Boardman firefighter Jessica Kollmorgen’s mission was to provide the intricate details of pieces of a PVC-pipe puzzle to her partner Nate Miller while dressed in full hazardous-materials gear.
“If they don’t get the job completed, then the next team has to come in and do it,” said David Ware, hazmat instructor from Cleveland State University and an Akron firefighter.
With frustration, Miller tried his best to follow his partner’s radio instructions while bearing the 30-pound air tank and other gear, but in the end they had to move on to the next phase of their instruction.
Two teachers from Cleveland State came to the Boardman Fire Department this week to show 10 Boardman students and other departments how to work with hazmat calls.
The department received a grant from the Public Utilities Commission of Ohio to have four classes, including confined-space awareness, confined-space rescue, hazmat training and alternative-fuel vehicles. The department had the confined-space classes in January.

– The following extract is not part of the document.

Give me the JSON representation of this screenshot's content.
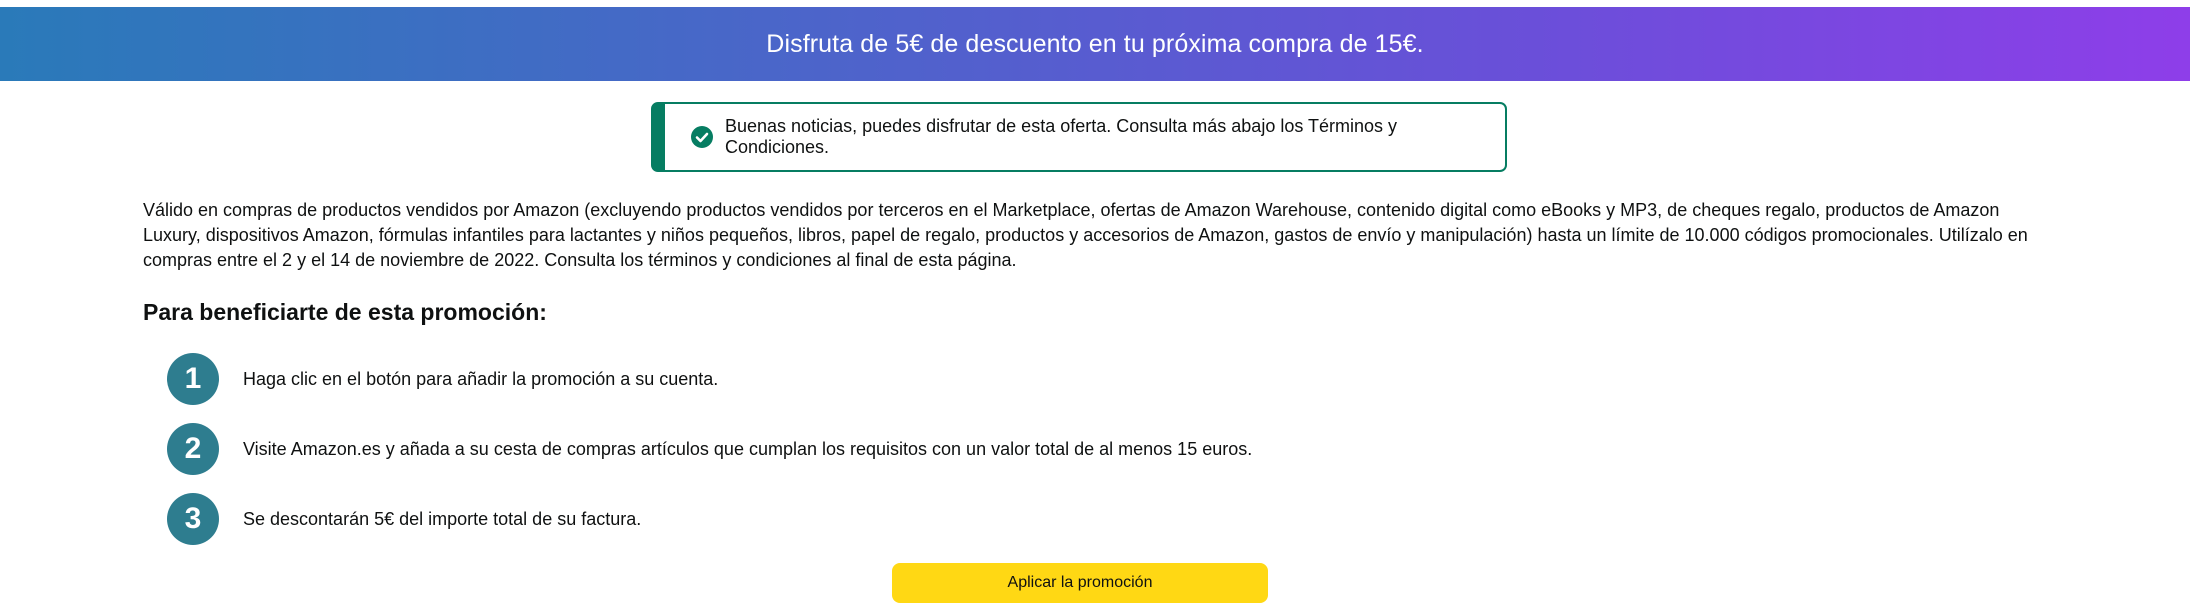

“We are running into more and more hazmat [calls],” Fire Chief George Brown said.
Some of those calls include fuel spills, hospital calls and methamphetamine labs.
In January, a tractor-trailer running on compressed natural gas, traveling on U.S. Route 224 in Boardman, caught fire. Brown said he would like to have three to four hazmat technicians on each shift.
“You have to make sure your directions are precise,” Kollmorgen said.
Kollmorgen has been with the department full time for 21/2 years, and Miller has been with the department full time for more than a year.
“It is frustrating [because] you spend a lot of time moving your arm in and out of the sleeve,” Miller said of the hazmat exercise.
But both of them see the importance of having the communication skills, manual dexterity and visual acuity for hazmat calls.
Often, hazmat crew members go into a situation where they need to be able to communicate with outside workers of a facility in difficult situations.
In addition to the hands-on learning, the students also learned in a classroom setting. On day one of training they are in the hazmat suits.
“[We] make each day a little different and a little more difficult,” Ware said.
By day two, visibility was taken from the students, but they were given a radio to communicate, and by the third day of training the students worked until they ran out of air.
“We have timed it to where it is almost impossible to finish without running out of air,” Ware said.
The fourth day also became more difficult to prepare the students for the “big scenario,” where all of the ingredients are put into one situation and the students have to come up with a strategy of how to end the scenario successfully.
“Being able to make decisions is the most-important part,” Ware said.